3. Not sure how that's relevant or what would make you think I (or anyone else) implied otherwise.
And then there are the hack developers, some of whom probably do get enjoyment from reading complaints on forums. Rather than trying to hide the truth to prevent hack developers from gleaning any satisfaction, I'm more interested in seeing the issue confronted head on, as it normally would be in the computer security field.
I have never actually heard someone say "cheating doesn't exist" in any game that I've played. Even so, it's a better attitude to have than thinking cheating is everywhere if it isn't true.
Like I said, when it comes to the people whose opinion matters, they know that cheating exists.
This information can be used to the advantage of cheat authors, and really you don't need to know it anyways.
Again it would be raising awareness to say something like "you know that one cheat that's going around, well we're working on fixing it". Ah, now we know there's a working cheat out and should go get it before it's fixed.
You'd be surprised how many players think that cheating is ultra rampant and that hackers are in every single one of their games, or want to believe it because they suck.
It would be nice if Id invested more into QL, hired more developers and had the resources such that you could expect a quick fix on exploits, and it would be nice if the project generated enough money to warrant such an investment.
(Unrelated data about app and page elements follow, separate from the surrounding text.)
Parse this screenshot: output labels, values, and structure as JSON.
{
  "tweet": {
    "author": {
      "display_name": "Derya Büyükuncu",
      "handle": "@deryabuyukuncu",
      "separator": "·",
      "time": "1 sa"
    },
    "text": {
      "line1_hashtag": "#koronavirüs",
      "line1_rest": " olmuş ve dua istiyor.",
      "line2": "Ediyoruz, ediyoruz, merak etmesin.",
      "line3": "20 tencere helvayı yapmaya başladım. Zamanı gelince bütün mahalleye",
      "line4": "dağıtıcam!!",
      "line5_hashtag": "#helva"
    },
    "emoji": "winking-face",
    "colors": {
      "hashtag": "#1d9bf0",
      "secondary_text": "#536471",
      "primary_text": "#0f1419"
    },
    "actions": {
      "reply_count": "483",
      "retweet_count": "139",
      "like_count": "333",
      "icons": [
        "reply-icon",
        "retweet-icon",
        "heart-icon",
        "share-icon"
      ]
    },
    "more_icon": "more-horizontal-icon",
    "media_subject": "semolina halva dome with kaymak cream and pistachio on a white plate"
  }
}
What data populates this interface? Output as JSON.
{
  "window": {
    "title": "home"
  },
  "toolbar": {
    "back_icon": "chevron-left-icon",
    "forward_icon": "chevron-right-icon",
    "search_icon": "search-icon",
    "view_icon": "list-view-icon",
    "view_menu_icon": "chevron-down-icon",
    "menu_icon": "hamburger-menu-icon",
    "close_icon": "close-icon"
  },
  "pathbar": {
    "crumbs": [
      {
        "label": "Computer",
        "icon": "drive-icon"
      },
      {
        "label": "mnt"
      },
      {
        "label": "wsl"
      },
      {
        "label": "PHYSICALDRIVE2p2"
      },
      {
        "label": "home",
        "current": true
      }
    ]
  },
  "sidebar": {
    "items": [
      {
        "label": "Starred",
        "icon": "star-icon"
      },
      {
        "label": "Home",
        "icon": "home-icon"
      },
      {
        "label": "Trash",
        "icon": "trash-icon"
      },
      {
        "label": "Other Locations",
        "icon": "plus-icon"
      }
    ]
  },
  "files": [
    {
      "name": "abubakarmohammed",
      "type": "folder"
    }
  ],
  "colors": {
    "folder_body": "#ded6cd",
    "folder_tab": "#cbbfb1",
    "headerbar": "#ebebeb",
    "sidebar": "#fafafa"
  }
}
The reality is different though.
There are plenty of QL players who believe that cheating in QL was pretty much squashed a few years ago and, for the most part, no longer exists. Others think that any cheating will be obvious to them (as it was in the Q3 days) and all other accusations must be baseless. I guess recoiling into denial is a pretty standard defense mechanism for a lot of people, but we don't need to turn this into a discussion about psychology.
I tried to skip over this assertion the first time you made it, but since you bring it up again, I have to ask -- why are you the arbiter of whose opinion matters? It's rather subjective, no? If enough users, paying or otherwise, are in denial or apathetic about this issue, then there will be less pressure on Id to do something about it.
If you believe Id is already doing as much as is reasonably possible to address it, then I guess that's one point where we definitely disagree.
Well, that puts your opinion and Id's apparent policy well outside of the norms in computer security.
That point of view relies on the assumption that there are a lot of people who would want to cheat, but just never bothered to google it before. I think the more likely reality is that those who are inclined to cheat already know cheats are publicly available, and those who aren't inclined to cheat aren't going to suddenly look it up.
That's true, but the type of cheating I'm talking about is happening in the higher end of T4, not on noob servers.
I'm not convinced the business model has ever been the right approach with QL, but that's not really my problem. The recent (mis)handling of dropping of platform support reinforces the perception of a poorly run business, though. That they think they can just walk off with peoples' money (mac users) and not offer a refund is reprehensible, and, in my opinion, would not withstand a legal challenge.